Justin Hodges looks at where State of Origin II at Suncorp Stadium will be won and lost.

With the wet conditions and a slippery surface in Sydney I thought it was a pretty typical opening to a Holden State of Origin Series in Game One but there will be an extra sense of desperation when the Blues come up to Brisbane next Wednesday night.

Often in Game One there are few points scored as everyone gets used to that arena again and there is just so much riding on getting away to a good start.

It has been proven in the past that if you win Game One you are more than likely going to go on and win the series so it wasn't a surprise to me to see both teams bring a conservative game-plan with very little ball movement.

That should change in Game Two as New South Wales can no longer afford to dwell on missed opportunities or fail to challenge the Queensland defence.
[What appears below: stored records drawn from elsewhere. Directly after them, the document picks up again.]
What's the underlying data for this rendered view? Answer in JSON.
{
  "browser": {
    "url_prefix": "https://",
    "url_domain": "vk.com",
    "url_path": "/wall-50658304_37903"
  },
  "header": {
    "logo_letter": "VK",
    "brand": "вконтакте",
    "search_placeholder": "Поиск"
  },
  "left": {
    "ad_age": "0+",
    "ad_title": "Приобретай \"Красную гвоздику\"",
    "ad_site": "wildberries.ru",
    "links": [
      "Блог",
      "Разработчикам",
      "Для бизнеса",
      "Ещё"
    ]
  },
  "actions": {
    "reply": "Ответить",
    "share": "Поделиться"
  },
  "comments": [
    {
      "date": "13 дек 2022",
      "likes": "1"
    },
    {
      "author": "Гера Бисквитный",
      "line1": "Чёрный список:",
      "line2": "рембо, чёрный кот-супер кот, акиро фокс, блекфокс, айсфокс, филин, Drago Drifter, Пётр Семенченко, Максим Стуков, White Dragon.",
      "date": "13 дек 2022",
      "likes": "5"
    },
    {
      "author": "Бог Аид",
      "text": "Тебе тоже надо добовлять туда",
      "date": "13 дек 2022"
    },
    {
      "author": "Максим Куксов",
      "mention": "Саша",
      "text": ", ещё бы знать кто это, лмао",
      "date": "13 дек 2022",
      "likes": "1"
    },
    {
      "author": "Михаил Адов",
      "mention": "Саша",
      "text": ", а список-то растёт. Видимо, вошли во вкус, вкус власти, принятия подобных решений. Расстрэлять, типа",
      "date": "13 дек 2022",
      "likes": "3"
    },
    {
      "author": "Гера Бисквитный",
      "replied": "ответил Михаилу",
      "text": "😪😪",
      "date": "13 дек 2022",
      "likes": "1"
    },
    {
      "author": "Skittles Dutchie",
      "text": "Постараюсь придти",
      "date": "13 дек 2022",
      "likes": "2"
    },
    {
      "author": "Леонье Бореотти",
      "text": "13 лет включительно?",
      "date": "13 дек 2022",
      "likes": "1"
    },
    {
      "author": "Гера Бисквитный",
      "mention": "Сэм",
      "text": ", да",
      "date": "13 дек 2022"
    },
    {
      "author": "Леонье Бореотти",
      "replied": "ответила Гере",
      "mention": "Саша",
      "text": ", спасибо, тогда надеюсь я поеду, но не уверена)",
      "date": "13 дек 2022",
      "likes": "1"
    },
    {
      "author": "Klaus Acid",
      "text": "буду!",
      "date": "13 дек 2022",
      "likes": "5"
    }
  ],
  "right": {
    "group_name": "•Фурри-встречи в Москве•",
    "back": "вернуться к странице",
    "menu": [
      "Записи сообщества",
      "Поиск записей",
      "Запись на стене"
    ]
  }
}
They will come up here throwing the ball around a lot more than what they did in Game One but the Queensland defence has proven time and time again how strong it is and how much pressure it can withstand.

The encouraging sign from a NSW perspective was the way that they hung in there in Game One. Over the last couple of years in those tight games they tend to lose it at the back end so it was good to see them hang in there and trying to snatch a win until the final minute of the game.

They never gave up and that's something that their coach Laurie Daley should be commended for. He's that type of person who would instil that in those guys to make sure that they are playing the whole 80 or 90 minutes – whatever it may be – and you can see NSW starting to do that.

If NSW are to win next Wednesday night and level the Series the key will be at their core, their six, seven, nine and one. Game One was the first time they had all played together so they're going to be a whole lot better and if they can control the game a lot more, especially with their kicking game and getting their passing game on point, they will be a lot more dangerous.

Now that Adam Reynolds has got his first Origin under his belt he should be a whole lot more confident and a lot more relaxed but his challenge will be to execute in the intense atmosphere that comes with an Origin at Suncorp Stadium.

There is always a great atmosphere when you play in Sydney but when you come up here to Suncorp and you've got 52,500 screaming Queensland fans, you know that you're down 1-0 in the Series and have to win, that's serious pressure.

He just has to find a way to stay relaxed, stay calm and play his natural game. If he can play his natural game then he can be a real danger for them.

The other major attacking threat I see in the Blues is Dylan Walker off the bench. NSW should definitely look at getting him more game-time, especially when everyone gets a bit tired. He is one guy that can be dangerous for them.

The biggest battle facing the Queensland boys will be to match the desperation and intensity that NSW are going to play with.

NSW are going to come up a lot more aggressive and with a lot more football in them but the boys who have been there and done it before will understand that.

They've got to make sure that they don't just go with them but weather that storm and then play at their speed and take control of the game.

Prop Josh McGuire has some additional responsibility with his promotion to the starting team for Nate Myles but he is a guy that can play a lot of minutes and is probably one of the fittest forwards in the competition.

I've seen what he's done for the Broncos and in pre-season he is up there with the backs so I know he'll be able to handle starting.

He's a guy that likes to think he can play more as well so it's just a matter of him going out there and doing his job and playing as hard and as fast as he can.

Dane Gagai was unbelievable in Game One and his combination with Justin O'Neill is going to get a whole lot better and without stating the obvious guys like Cameron Smith, Johnathan Thurston and Cooper Cronk, two guys who will have a key role to play will be Aidan Guerra and Corey Parker. When you lose a guy like Nate Myles with the amount of work that he does he represents what Queensland is all about.

He does a lot of the work that goes unrecognised and as good as the guys are that have been picked, it's almost impossible to replace a guy like Nate Myles.

But again, the one thing that stood out for me from a Queensland perspective in Game One was their defence.

Everyone was saying that they were old and over the hill but it just goes to show what experience can do for your side.

None of those boys panicked, the senior players all knew what position they had to be in to make sure everyone was calm, kept hitting down the middle, kept turning up in defence and that's what Origin's all about.

It's all about making that extra effort when you think you're tired and making sure that you support your mate and don't be the one that lets them down.

That's what Queensland has always lived by.